- Water – Just like all living things, bees need water. The water source should be kept clean; polluted or unclean water sources can spread diseases. A shallow bowl will do quite nicely with a few twigs or pebbles for the bees to rest on. Butterflies, another pollinator, actually prefers a shallow source for water. If you have a birdbath, change the water daily and scrub the surface as necessary. Sick bees can take the disease back to the hive and destroy the entire colony.
- Cover – Different species of bees have different nesting needs. Some build nests in soil and others need a cavity like a hollow stems or reeds. There are some that use abandoned mouse nests that are found in clumps of grass. Look into installing a bee nest box made from untreated wood.
- Diversity – Bees are more attracted to large plots of flowers. When you set up your beds, try to build them at least three feet by three feet. Native plants are good choices so see what might be applicable in your area. Hybrids actually produce little pollen. Herbs like basil, beebalm, etc. are very attractive to bees.
- Selection – No doubt those flowers that produce double flower tops are attractive, but in reality single topped flowers contain more nectar and are easier to access the pollen.
- Sun – Most of the plants that attract bees grow best in sunny locations. Plan your garden accordingly.
- Less Lawn – Replacing even a small part of your turf with flowering plants will provide a habitat and food source for honey bees, bumble bees, and solitary bees.
- Avoid Pesticides – Many commercial insecticides are dangerous to pollinators. Carefully research anything you use in or near the garden. In addition many herbicides and fungicides can also be harmful. Research alternative treatments that are pollinator friendly.
In short, bee-friendly gardens are those that provide a safe space for bees to find food sources, a good water source, nest, and raise their young.
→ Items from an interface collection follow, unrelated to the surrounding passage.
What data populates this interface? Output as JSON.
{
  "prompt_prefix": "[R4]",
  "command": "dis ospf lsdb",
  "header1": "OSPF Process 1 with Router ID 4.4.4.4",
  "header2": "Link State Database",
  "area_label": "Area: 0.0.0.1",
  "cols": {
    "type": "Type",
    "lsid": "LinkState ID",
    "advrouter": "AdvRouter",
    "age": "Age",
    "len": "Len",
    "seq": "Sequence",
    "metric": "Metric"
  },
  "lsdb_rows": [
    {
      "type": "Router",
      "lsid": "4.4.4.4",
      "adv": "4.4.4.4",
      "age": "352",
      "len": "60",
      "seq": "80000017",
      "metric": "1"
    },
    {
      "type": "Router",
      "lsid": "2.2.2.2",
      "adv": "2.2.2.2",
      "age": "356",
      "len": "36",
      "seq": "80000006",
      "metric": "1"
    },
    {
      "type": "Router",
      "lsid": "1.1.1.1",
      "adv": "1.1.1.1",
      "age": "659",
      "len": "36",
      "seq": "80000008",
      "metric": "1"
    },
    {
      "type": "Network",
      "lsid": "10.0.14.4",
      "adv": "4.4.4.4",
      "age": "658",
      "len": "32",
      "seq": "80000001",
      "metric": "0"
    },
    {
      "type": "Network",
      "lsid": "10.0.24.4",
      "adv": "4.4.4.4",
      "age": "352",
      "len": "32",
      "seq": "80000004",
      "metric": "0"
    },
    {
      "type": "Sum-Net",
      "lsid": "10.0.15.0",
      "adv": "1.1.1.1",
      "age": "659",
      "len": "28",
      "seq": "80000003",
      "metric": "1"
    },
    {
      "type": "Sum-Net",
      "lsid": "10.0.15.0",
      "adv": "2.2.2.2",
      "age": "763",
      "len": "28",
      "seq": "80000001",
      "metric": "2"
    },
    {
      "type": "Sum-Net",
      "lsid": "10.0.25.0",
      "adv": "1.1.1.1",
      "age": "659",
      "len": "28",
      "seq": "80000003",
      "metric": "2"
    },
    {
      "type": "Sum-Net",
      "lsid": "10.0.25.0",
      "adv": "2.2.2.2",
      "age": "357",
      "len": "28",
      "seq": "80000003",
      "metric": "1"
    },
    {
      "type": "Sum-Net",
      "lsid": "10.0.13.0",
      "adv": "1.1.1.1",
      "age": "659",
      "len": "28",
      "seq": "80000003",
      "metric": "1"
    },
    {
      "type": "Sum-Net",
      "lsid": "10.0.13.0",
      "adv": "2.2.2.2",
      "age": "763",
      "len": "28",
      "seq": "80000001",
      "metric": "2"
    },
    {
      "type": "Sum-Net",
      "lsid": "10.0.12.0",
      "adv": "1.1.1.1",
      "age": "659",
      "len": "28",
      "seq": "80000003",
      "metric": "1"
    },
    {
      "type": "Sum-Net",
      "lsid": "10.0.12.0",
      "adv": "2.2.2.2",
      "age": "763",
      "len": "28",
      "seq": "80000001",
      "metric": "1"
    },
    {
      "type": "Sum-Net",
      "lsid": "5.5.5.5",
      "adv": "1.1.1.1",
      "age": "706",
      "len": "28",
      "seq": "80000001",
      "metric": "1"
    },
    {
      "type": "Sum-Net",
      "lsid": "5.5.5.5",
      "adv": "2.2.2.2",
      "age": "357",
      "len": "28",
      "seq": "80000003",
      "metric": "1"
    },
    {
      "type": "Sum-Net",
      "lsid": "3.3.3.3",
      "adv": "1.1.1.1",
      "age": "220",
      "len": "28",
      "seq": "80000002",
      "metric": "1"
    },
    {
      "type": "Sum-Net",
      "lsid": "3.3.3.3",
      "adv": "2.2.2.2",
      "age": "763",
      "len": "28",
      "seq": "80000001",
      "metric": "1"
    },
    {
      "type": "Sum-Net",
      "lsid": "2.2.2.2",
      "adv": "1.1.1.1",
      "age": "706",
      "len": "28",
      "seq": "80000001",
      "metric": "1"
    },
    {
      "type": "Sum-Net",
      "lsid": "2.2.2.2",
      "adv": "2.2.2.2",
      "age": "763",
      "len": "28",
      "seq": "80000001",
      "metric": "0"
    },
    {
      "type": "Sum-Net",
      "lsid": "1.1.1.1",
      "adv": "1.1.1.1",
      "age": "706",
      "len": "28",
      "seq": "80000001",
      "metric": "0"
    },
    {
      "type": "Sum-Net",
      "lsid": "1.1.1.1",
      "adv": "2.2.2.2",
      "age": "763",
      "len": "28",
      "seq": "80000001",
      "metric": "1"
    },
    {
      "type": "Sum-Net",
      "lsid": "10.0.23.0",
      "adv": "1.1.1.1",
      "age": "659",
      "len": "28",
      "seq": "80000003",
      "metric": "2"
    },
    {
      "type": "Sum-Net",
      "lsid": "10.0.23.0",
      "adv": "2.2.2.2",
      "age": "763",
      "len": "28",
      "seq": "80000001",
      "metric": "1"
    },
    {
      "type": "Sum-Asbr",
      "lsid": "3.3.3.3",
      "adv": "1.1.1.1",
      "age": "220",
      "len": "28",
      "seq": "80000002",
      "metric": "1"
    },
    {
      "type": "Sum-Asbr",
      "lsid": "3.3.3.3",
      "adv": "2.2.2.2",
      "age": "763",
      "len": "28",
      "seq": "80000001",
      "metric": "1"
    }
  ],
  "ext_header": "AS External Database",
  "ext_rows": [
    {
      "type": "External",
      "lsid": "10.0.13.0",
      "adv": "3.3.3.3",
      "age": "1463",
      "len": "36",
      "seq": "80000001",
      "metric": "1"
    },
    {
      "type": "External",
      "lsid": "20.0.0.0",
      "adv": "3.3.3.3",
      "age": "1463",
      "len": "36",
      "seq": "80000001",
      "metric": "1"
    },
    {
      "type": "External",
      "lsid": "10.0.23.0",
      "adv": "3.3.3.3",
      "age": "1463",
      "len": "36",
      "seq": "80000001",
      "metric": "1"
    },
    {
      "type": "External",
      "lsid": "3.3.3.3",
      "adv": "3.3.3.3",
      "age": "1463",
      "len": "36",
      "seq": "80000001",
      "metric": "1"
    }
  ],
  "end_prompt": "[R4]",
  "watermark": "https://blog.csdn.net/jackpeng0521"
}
In return they will aid in the pollination and reproduction of fruits, seeds, vegetables, and a variety of crops, plus helping to produce all the lovely flowers we enjoy through the spring, summer and autumn.
If you have questions about how you can better design your landscape for bees, contact a professional in your area.